Australasian Science: Australia's authority on science since 1938

Science Meets Parliament (But No Minister)

By Guy Nolch

It’s not enough to win the hearts of politicians when the government itself lacks a head for science.

The full text of this article can be purchased from Informit.

Last month saw the 19th staging of Science Meets Parliament, with a reported 200 scientists converging on Canberra to rattle the political cage and network with both politicians and other advocates for science.

The event arose from frustrations with the declining priority of science among the politicians of the 1990s. At that time, government expenditure on R&D was declining compared with other OECD nations, the “innovation” buzzword was first echoing in government circles, and CSIRO’s role (and funding model) was being refashioned away from basic research in favour of an increasingly corporate model.

Occasional meetings of the Prime Minister’s Science, Engineering and Innovation Council would bring together the Prime Minister, Chief Scientist and other government ministers and agency chiefs to advise the government on matters relating to science and technology. However, during the Howard government the PM became increasingly absent from the meetings, and details of the ground covered and recommendations made were harder to pin down. It didn’t help that specialist science journalists like Dr Peter Pockley were becoming thin on the ground.
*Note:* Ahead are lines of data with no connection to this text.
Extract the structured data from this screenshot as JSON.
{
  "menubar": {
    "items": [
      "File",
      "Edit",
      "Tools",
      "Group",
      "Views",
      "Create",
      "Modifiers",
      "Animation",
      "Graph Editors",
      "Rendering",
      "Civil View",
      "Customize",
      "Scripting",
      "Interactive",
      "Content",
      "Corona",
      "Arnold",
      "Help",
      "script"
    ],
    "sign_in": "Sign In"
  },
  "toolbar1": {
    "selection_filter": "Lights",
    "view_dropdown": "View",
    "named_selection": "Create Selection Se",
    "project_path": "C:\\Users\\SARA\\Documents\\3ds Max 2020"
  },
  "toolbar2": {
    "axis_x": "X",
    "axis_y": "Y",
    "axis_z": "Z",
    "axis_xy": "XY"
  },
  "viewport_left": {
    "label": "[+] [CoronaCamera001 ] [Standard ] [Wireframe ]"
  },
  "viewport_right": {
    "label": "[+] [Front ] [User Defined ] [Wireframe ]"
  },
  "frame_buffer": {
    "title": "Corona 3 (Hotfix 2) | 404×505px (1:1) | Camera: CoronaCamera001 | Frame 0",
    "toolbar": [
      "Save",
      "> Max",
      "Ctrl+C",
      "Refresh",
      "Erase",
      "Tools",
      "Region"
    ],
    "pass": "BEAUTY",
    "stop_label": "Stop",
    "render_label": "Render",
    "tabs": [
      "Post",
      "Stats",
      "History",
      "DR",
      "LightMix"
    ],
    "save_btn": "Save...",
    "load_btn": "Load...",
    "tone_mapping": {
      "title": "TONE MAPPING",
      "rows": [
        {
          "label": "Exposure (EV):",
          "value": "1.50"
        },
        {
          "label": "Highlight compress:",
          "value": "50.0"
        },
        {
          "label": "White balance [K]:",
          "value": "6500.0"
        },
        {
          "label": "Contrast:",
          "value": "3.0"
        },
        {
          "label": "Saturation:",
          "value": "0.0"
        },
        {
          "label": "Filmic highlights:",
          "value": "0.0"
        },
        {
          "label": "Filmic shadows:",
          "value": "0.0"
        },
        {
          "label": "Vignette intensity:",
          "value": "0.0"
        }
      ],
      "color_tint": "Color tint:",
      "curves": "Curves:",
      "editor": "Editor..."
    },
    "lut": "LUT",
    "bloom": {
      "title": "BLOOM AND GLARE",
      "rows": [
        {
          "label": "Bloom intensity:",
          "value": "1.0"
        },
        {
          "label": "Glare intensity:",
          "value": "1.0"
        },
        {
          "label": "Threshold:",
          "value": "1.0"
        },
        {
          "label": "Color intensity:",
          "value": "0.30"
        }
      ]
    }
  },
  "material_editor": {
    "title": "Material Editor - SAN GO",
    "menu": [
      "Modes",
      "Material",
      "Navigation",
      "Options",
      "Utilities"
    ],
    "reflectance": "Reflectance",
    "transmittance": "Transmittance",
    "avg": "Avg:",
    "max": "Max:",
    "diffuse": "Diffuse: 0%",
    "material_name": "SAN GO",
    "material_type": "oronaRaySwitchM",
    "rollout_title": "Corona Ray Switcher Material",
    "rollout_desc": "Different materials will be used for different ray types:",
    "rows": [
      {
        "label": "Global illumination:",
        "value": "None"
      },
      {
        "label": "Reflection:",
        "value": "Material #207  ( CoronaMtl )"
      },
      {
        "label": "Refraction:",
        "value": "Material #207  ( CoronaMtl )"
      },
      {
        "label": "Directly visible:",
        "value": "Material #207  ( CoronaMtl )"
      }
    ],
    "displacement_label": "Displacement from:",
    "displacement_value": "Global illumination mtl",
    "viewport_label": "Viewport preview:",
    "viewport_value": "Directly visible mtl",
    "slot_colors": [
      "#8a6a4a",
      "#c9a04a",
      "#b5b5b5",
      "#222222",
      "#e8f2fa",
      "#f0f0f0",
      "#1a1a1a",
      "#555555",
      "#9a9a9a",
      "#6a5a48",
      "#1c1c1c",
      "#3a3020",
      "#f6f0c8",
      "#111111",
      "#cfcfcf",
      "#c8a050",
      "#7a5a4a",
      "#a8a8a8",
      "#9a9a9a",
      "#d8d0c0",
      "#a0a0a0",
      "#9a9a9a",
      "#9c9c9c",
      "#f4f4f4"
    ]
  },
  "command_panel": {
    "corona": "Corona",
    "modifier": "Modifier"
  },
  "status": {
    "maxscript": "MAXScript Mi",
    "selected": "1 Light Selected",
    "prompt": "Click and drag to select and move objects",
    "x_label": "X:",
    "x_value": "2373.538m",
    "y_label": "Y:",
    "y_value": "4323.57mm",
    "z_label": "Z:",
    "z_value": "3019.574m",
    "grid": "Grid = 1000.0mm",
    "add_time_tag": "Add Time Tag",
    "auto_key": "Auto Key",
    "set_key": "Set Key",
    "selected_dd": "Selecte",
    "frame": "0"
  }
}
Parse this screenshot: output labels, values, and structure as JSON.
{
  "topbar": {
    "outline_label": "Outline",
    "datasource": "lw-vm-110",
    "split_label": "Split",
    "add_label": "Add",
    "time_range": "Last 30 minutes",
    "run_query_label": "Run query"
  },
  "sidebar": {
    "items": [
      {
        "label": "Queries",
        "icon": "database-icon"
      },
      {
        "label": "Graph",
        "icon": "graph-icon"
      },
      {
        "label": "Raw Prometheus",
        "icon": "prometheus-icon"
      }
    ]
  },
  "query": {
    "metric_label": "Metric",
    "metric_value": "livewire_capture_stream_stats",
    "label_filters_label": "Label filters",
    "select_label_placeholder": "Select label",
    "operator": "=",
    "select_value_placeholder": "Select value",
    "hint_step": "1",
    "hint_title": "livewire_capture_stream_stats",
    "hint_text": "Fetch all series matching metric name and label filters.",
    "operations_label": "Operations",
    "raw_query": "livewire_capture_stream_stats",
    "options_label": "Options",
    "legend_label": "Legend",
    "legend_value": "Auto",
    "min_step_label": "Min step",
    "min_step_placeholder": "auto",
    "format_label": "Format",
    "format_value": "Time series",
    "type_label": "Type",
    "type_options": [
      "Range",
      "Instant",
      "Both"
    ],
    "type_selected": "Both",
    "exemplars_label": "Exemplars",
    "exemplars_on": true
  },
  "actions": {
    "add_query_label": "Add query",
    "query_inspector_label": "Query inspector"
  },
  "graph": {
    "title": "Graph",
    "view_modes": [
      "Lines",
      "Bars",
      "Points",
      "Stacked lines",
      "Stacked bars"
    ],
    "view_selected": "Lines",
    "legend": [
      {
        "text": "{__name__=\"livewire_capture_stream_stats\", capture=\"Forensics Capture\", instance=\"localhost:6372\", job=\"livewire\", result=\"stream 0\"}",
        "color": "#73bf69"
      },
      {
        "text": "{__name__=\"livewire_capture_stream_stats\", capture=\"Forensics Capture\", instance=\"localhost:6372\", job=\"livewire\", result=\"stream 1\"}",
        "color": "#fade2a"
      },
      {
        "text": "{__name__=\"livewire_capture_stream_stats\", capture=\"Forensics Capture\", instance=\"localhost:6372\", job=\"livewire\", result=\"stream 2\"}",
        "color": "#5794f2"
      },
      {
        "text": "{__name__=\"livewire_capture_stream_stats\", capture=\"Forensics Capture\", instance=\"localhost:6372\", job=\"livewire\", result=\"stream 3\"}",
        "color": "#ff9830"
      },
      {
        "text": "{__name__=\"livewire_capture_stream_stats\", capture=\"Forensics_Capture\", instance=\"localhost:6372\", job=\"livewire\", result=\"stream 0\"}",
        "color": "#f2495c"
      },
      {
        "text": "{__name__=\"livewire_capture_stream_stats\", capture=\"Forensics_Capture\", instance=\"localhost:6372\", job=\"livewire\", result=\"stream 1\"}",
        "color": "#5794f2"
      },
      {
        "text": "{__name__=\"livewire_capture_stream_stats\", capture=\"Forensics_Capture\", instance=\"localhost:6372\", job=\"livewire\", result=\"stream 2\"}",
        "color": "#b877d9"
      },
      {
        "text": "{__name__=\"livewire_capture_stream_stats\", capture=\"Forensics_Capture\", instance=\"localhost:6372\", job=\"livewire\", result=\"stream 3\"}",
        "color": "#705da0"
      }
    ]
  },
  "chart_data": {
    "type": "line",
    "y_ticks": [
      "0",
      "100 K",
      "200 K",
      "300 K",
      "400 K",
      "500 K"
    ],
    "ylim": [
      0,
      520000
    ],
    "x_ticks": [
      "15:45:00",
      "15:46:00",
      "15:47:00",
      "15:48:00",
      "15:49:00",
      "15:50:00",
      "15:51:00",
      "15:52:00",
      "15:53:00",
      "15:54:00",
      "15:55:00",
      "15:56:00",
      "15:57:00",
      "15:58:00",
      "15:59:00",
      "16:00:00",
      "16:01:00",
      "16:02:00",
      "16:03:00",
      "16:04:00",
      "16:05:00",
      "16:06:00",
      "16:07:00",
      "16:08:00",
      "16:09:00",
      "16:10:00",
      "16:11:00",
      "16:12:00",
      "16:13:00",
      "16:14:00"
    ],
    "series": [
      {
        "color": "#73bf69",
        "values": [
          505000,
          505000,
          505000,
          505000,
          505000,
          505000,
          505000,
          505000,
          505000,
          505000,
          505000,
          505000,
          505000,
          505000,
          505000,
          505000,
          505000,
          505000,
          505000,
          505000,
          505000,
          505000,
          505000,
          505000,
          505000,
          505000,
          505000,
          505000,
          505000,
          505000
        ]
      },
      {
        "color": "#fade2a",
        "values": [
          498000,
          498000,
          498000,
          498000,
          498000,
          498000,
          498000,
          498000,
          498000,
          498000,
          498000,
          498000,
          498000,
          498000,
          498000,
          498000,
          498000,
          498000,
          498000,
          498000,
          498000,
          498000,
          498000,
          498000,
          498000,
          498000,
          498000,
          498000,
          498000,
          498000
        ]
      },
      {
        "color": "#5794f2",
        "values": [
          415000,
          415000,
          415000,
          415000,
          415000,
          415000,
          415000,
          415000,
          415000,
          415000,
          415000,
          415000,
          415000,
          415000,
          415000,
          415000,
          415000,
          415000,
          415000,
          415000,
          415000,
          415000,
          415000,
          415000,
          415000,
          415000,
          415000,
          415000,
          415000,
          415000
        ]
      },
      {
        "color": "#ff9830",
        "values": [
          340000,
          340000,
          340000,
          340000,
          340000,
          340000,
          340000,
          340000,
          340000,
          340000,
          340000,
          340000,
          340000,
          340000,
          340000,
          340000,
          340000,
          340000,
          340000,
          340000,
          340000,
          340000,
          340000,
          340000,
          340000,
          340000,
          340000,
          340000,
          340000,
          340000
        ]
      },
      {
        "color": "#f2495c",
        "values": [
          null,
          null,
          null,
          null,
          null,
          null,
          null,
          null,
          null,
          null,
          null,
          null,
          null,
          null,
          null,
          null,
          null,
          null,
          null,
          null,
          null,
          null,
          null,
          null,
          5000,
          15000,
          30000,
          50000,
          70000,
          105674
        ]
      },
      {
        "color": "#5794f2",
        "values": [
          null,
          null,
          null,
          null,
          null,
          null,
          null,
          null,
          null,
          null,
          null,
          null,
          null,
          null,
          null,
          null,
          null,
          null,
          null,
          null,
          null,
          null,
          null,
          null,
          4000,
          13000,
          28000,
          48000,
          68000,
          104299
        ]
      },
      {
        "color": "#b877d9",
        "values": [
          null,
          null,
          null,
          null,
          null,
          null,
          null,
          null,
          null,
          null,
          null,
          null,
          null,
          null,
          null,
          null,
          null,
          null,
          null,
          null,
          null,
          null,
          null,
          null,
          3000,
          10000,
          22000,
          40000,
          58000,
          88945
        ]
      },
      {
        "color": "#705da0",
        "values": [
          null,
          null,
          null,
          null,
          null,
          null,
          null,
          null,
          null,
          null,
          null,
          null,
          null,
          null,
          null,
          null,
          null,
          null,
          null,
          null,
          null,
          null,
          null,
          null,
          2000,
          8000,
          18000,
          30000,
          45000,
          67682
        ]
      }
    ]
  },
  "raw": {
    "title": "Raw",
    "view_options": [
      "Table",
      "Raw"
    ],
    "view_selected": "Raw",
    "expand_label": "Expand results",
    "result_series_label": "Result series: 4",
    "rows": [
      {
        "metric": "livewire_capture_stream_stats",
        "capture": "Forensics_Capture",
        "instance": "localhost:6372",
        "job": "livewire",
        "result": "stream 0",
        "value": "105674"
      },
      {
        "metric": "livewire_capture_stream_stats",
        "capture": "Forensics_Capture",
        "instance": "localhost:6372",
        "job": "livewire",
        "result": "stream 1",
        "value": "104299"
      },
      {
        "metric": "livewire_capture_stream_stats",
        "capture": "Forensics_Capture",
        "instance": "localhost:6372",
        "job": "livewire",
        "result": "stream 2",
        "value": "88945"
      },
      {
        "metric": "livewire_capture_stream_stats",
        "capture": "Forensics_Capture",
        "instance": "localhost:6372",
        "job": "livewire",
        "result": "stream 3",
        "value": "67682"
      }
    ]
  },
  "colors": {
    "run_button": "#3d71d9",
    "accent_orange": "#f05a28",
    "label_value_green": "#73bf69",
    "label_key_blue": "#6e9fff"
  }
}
But just because the PM had other priorities didn’t mean that Parliament as a whole had lost interest in science. What if enthusiastic ambassadors for science left their “ivory towers” and met face-to-face to...

The full text of this article can be purchased from Informit.